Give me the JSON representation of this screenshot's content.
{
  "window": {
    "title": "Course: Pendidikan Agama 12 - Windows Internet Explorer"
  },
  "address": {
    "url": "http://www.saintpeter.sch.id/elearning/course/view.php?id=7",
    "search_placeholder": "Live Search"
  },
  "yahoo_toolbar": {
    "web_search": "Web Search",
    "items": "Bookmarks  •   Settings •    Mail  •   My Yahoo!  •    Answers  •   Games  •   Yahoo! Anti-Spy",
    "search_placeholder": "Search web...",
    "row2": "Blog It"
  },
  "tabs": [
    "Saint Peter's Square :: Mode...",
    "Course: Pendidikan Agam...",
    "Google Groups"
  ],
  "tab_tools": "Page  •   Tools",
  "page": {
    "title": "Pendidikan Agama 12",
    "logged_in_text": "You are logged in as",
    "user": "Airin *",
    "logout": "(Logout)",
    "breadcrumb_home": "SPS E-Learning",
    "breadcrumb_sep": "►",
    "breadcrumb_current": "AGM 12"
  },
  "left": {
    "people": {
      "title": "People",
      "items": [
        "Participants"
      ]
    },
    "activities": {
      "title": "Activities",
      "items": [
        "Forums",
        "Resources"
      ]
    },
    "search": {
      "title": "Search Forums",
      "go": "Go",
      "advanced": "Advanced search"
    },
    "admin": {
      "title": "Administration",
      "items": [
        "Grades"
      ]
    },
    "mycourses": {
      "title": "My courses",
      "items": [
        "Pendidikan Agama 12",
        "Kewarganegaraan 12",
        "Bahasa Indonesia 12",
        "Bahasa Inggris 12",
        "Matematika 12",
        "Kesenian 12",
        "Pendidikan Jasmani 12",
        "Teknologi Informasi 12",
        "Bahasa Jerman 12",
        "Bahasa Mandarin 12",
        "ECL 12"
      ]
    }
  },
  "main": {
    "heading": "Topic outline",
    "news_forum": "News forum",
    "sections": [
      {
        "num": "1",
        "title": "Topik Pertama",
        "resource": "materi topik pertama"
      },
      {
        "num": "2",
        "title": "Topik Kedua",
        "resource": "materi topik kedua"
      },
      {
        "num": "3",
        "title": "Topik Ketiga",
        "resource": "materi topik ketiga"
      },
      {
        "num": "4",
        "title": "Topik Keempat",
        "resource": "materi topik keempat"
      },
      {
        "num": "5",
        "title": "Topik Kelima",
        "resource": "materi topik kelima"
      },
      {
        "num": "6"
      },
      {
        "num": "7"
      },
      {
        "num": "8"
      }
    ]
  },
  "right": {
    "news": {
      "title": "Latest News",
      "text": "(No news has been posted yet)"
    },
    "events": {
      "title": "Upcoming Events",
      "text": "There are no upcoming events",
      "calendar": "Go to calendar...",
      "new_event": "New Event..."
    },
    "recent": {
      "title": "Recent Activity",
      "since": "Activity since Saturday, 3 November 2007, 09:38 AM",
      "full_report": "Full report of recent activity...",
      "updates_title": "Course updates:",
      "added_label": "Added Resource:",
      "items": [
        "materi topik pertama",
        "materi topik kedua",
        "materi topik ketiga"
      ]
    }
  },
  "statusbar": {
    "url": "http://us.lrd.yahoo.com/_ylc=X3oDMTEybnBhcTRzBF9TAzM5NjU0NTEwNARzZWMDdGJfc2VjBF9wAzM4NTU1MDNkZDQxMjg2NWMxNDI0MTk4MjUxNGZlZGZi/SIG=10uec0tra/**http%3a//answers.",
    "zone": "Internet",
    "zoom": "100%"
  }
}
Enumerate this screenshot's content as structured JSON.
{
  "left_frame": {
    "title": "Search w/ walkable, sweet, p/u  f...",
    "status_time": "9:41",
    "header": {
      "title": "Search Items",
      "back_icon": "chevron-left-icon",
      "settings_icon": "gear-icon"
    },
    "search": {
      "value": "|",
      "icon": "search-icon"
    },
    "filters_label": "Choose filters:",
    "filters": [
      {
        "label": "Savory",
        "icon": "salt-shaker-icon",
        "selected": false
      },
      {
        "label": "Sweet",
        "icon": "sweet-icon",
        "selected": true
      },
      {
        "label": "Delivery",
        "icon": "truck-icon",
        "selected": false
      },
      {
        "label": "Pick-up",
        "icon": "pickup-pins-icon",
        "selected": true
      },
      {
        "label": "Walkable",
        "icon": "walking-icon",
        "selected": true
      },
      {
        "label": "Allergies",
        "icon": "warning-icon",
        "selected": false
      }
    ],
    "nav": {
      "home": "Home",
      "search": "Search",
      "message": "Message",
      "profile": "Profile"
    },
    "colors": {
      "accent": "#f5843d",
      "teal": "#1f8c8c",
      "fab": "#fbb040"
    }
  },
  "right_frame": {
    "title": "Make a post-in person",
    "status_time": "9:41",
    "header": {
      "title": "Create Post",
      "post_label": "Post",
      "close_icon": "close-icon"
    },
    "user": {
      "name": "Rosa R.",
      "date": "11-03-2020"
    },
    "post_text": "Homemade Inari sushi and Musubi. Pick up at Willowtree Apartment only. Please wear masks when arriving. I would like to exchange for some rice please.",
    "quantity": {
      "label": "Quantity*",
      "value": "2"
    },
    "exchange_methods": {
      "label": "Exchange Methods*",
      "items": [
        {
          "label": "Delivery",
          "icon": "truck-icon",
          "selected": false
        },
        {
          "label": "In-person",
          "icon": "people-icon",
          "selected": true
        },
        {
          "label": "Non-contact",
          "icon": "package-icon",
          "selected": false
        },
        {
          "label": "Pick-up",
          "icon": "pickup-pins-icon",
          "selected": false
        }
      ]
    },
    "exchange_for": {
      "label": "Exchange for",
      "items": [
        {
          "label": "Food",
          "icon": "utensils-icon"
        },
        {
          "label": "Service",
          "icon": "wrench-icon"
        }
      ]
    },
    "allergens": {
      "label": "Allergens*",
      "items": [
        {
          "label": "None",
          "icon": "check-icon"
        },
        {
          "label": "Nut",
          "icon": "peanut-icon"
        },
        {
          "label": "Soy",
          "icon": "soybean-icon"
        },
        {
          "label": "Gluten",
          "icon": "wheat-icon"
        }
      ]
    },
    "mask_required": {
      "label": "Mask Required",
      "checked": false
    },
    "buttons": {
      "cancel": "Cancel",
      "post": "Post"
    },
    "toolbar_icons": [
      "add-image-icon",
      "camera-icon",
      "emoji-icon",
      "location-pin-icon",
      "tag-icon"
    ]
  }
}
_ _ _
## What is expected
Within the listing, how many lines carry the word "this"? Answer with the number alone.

## Response to the exercise
2